(Records excerpted from a collection)
* * *

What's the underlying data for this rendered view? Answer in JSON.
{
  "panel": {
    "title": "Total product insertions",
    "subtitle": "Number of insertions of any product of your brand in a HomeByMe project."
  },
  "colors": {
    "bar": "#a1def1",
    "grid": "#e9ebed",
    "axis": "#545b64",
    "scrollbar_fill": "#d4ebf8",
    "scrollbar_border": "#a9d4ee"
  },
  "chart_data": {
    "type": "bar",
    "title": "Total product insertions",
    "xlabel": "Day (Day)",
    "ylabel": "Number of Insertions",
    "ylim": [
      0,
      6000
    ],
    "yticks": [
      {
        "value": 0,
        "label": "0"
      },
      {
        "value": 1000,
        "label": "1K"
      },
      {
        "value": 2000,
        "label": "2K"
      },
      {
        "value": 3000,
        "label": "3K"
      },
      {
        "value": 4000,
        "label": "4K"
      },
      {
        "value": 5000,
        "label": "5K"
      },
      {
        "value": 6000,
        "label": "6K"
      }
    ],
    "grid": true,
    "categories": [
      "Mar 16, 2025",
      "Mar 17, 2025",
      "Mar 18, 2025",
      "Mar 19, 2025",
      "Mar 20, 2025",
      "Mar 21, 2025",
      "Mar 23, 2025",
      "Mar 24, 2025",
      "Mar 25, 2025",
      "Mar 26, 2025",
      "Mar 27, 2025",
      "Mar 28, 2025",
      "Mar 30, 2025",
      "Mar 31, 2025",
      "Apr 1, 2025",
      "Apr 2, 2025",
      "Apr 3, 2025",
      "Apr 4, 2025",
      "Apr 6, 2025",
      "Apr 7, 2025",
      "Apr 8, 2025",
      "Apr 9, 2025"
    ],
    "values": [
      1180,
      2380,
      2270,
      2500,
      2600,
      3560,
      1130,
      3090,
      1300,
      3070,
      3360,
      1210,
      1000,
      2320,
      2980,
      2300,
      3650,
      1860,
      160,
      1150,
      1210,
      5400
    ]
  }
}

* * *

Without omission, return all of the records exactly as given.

• Answer to the exercise:
What's the underlying data for this rendered view? Answer in JSON.
{
  "panel": {
    "title": "Total product insertions",
    "subtitle": "Number of insertions of any product of your brand in a HomeByMe project."
  },
  "colors": {
    "bar": "#a1def1",
    "grid": "#e9ebed",
    "axis": "#545b64",
    "scrollbar_fill": "#d4ebf8",
    "scrollbar_border": "#a9d4ee"
  },
  "chart_data": {
    "type": "bar",
    "title": "Total product insertions",
    "xlabel": "Day (Day)",
    "ylabel": "Number of Insertions",
    "ylim": [
      0,
      6000
    ],
    "yticks": [
      {
        "value": 0,
        "label": "0"
      },
      {
        "value": 1000,
        "label": "1K"
      },
      {
        "value": 2000,
        "label": "2K"
      },
      {
        "value": 3000,
        "label": "3K"
      },
      {
        "value": 4000,
        "label": "4K"
      },
      {
        "value": 5000,
        "label": "5K"
      },
      {
        "value": 6000,
        "label": "6K"
      }
    ],
    "grid": true,
    "categories": [
      "Mar 16, 2025",
      "Mar 17, 2025",
      "Mar 18, 2025",
      "Mar 19, 2025",
      "Mar 20, 2025",
      "Mar 21, 2025",
      "Mar 23, 2025",
      "Mar 24, 2025",
      "Mar 25, 2025",
      "Mar 26, 2025",
      "Mar 27, 2025",
      "Mar 28, 2025",
      "Mar 30, 2025",
      "Mar 31, 2025",
      "Apr 1, 2025",
      "Apr 2, 2025",
      "Apr 3, 2025",
      "Apr 4, 2025",
      "Apr 6, 2025",
      "Apr 7, 2025",
      "Apr 8, 2025",
      "Apr 9, 2025"
    ],
    "values": [
      1180,
      2380,
      2270,
      2500,
      2600,
      3560,
      1130,
      3090,
      1300,
      3070,
      3360,
      1210,
      1000,
      2320,
      2980,
      2300,
      3650,
      1860,
      160,
      1150,
      1210,
      5400
    ]
  }
}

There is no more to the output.